WHAT YOU WILL DO :: Would you return the listing exactly as written, apart from its pictures?
○ ○ ○ ○ ○
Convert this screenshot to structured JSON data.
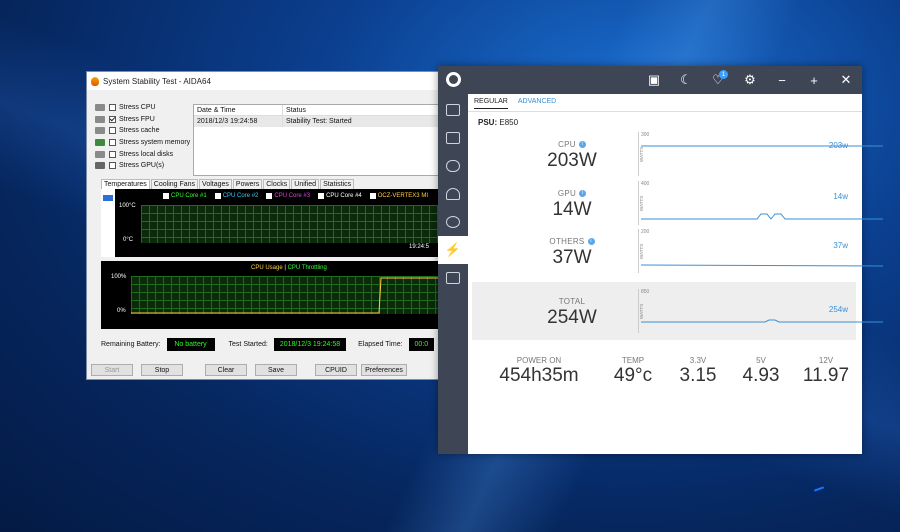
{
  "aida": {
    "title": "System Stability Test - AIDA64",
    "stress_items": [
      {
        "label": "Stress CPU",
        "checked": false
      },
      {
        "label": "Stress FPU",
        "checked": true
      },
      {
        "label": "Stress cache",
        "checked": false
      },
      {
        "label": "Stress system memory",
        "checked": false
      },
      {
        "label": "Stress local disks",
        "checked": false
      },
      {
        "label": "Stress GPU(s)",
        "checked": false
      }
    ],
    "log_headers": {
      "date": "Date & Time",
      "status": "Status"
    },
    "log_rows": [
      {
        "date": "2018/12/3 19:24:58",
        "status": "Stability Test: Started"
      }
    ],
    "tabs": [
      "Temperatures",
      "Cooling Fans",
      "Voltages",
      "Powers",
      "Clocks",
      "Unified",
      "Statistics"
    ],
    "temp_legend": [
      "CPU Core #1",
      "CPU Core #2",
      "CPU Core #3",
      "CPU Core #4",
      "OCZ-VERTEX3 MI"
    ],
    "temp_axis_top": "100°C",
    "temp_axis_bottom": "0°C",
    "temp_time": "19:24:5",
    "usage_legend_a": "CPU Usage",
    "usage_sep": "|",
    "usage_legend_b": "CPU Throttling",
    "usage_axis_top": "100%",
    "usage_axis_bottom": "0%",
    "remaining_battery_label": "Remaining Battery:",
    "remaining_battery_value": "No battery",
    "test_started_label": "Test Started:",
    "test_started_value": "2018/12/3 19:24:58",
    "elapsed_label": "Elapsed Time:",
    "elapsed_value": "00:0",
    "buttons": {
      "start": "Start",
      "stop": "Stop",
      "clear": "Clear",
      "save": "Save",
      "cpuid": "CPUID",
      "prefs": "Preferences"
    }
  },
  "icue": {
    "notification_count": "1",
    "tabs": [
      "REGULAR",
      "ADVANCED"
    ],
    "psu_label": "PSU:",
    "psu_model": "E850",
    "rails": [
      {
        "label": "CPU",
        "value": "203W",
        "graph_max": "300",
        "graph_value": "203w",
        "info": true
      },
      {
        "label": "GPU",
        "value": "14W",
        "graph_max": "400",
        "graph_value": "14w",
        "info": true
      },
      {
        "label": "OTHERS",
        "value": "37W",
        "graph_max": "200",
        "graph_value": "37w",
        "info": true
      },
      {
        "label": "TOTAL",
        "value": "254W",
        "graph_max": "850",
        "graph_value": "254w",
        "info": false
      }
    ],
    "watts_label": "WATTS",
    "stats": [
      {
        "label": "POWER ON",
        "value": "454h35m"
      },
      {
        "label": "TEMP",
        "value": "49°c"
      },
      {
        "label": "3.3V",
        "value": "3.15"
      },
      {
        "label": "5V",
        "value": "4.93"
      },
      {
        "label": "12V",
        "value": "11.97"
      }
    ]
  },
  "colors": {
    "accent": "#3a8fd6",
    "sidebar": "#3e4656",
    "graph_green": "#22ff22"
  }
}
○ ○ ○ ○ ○
WRITTEN SOLUTION ::
Convert this screenshot to structured JSON data.
{
  "aida": {
    "title": "System Stability Test - AIDA64",
    "stress_items": [
      {
        "label": "Stress CPU",
        "checked": false
      },
      {
        "label": "Stress FPU",
        "checked": true
      },
      {
        "label": "Stress cache",
        "checked": false
      },
      {
        "label": "Stress system memory",
        "checked": false
      },
      {
        "label": "Stress local disks",
        "checked": false
      },
      {
        "label": "Stress GPU(s)",
        "checked": false
      }
    ],
    "log_headers": {
      "date": "Date & Time",
      "status": "Status"
    },
    "log_rows": [
      {
        "date": "2018/12/3 19:24:58",
        "status": "Stability Test: Started"
      }
    ],
    "tabs": [
      "Temperatures",
      "Cooling Fans",
      "Voltages",
      "Powers",
      "Clocks",
      "Unified",
      "Statistics"
    ],
    "temp_legend": [
      "CPU Core #1",
      "CPU Core #2",
      "CPU Core #3",
      "CPU Core #4",
      "OCZ-VERTEX3 MI"
    ],
    "temp_axis_top": "100°C",
    "temp_axis_bottom": "0°C",
    "temp_time": "19:24:5",
    "usage_legend_a": "CPU Usage",
    "usage_sep": "|",
    "usage_legend_b": "CPU Throttling",
    "usage_axis_top": "100%",
    "usage_axis_bottom": "0%",
    "remaining_battery_label": "Remaining Battery:",
    "remaining_battery_value": "No battery",
    "test_started_label": "Test Started:",
    "test_started_value": "2018/12/3 19:24:58",
    "elapsed_label": "Elapsed Time:",
    "elapsed_value": "00:0",
    "buttons": {
      "start": "Start",
      "stop": "Stop",
      "clear": "Clear",
      "save": "Save",
      "cpuid": "CPUID",
      "prefs": "Preferences"
    }
  },
  "icue": {
    "notification_count": "1",
    "tabs": [
      "REGULAR",
      "ADVANCED"
    ],
    "psu_label": "PSU:",
    "psu_model": "E850",
    "rails": [
      {
        "label": "CPU",
        "value": "203W",
        "graph_max": "300",
        "graph_value": "203w",
        "info": true
      },
      {
        "label": "GPU",
        "value": "14W",
        "graph_max": "400",
        "graph_value": "14w",
        "info": true
      },
      {
        "label": "OTHERS",
        "value": "37W",
        "graph_max": "200",
        "graph_value": "37w",
        "info": true
      },
      {
        "label": "TOTAL",
        "value": "254W",
        "graph_max": "850",
        "graph_value": "254w",
        "info": false
      }
    ],
    "watts_label": "WATTS",
    "stats": [
      {
        "label": "POWER ON",
        "value": "454h35m"
      },
      {
        "label": "TEMP",
        "value": "49°c"
      },
      {
        "label": "3.3V",
        "value": "3.15"
      },
      {
        "label": "5V",
        "value": "4.93"
      },
      {
        "label": "12V",
        "value": "11.97"
      }
    ]
  },
  "colors": {
    "accent": "#3a8fd6",
    "sidebar": "#3e4656",
    "graph_green": "#22ff22"
  }
}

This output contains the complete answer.